== Data to process

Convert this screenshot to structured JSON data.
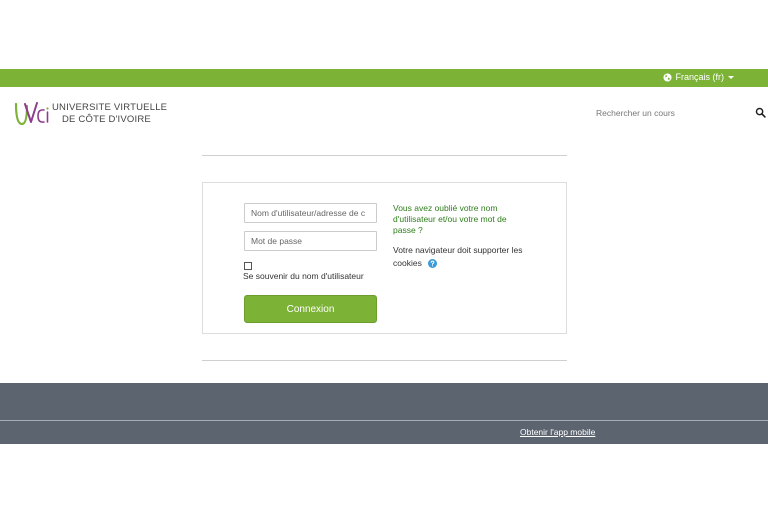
{
  "topbar": {
    "language": "Français (fr)",
    "globe_icon": "globe-icon",
    "accent_color": "#7cb336"
  },
  "header": {
    "logo_mark_text": "UVCI",
    "logo_line1": "UNIVERSITE VIRTUELLE",
    "logo_line2": "DE CÔTE D'IVOIRE",
    "search_placeholder": "Rechercher un cours",
    "search_icon": "search-icon"
  },
  "login": {
    "username_placeholder": "Nom d'utilisateur/adresse de c",
    "username_value": "",
    "password_placeholder": "Mot de passe",
    "password_value": "",
    "remember_label": "Se souvenir du nom d'utilisateur",
    "remember_checked": false,
    "submit_label": "Connexion",
    "forgot_link": "Vous avez oublié votre nom d'utilisateur et/ou votre mot de passe ?",
    "cookies_text": "Votre navigateur doit supporter les cookies",
    "help_icon": "help-icon"
  },
  "footer": {
    "mobile_app_link": "Obtenir l'app mobile",
    "background_color": "#5c6470"
  }
}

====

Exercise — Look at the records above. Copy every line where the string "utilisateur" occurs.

Solution to the problem —
    "username_placeholder": "Nom d'utilisateur/adresse de c",
    "remember_label": "Se souvenir du nom d'utilisateur",
    "forgot_link": "Vous avez oublié votre nom d'utilisateur et/ou votre mot de passe ?",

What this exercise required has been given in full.